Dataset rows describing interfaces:
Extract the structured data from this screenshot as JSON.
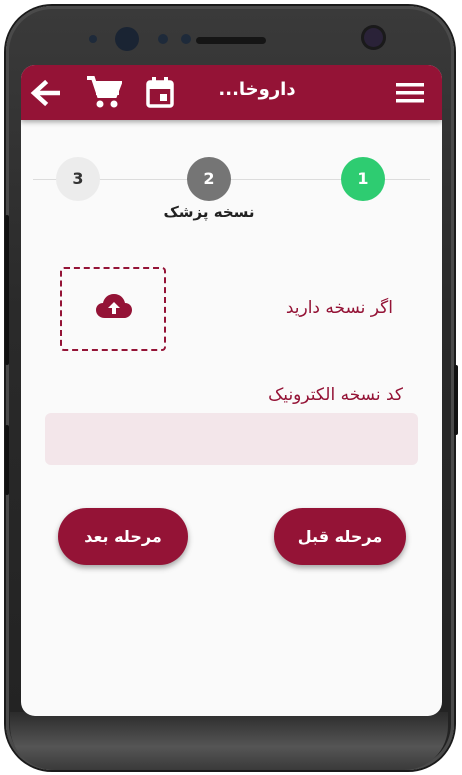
{
  "app_bar": {
    "title": "داروخا...",
    "icons": [
      "back-arrow-icon",
      "cart-icon",
      "calendar-icon",
      "menu-icon"
    ]
  },
  "stepper": {
    "steps": [
      {
        "number": "1",
        "status": "completed"
      },
      {
        "number": "2",
        "status": "active"
      },
      {
        "number": "3",
        "status": "pending"
      }
    ],
    "active_label": "نسخه پزشک"
  },
  "form": {
    "has_prescription_label": "اگر نسخه دارید",
    "upload_icon": "cloud-upload-icon",
    "electronic_code_label": "کد نسخه الکترونیک",
    "electronic_code_value": ""
  },
  "actions": {
    "next_label": "مرحله بعد",
    "prev_label": "مرحله قبل"
  },
  "colors": {
    "primary": "#941336",
    "success": "#2ecc71",
    "active_step": "#757575",
    "input_bg": "#f3e6ea"
  }
}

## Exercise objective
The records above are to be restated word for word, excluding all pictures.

## Exercise result
Extract the structured data from this screenshot as JSON.
{
  "app_bar": {
    "title": "داروخا...",
    "icons": [
      "back-arrow-icon",
      "cart-icon",
      "calendar-icon",
      "menu-icon"
    ]
  },
  "stepper": {
    "steps": [
      {
        "number": "1",
        "status": "completed"
      },
      {
        "number": "2",
        "status": "active"
      },
      {
        "number": "3",
        "status": "pending"
      }
    ],
    "active_label": "نسخه پزشک"
  },
  "form": {
    "has_prescription_label": "اگر نسخه دارید",
    "upload_icon": "cloud-upload-icon",
    "electronic_code_label": "کد نسخه الکترونیک",
    "electronic_code_value": ""
  },
  "actions": {
    "next_label": "مرحله بعد",
    "prev_label": "مرحله قبل"
  },
  "colors": {
    "primary": "#941336",
    "success": "#2ecc71",
    "active_step": "#757575",
    "input_bg": "#f3e6ea"
  }
}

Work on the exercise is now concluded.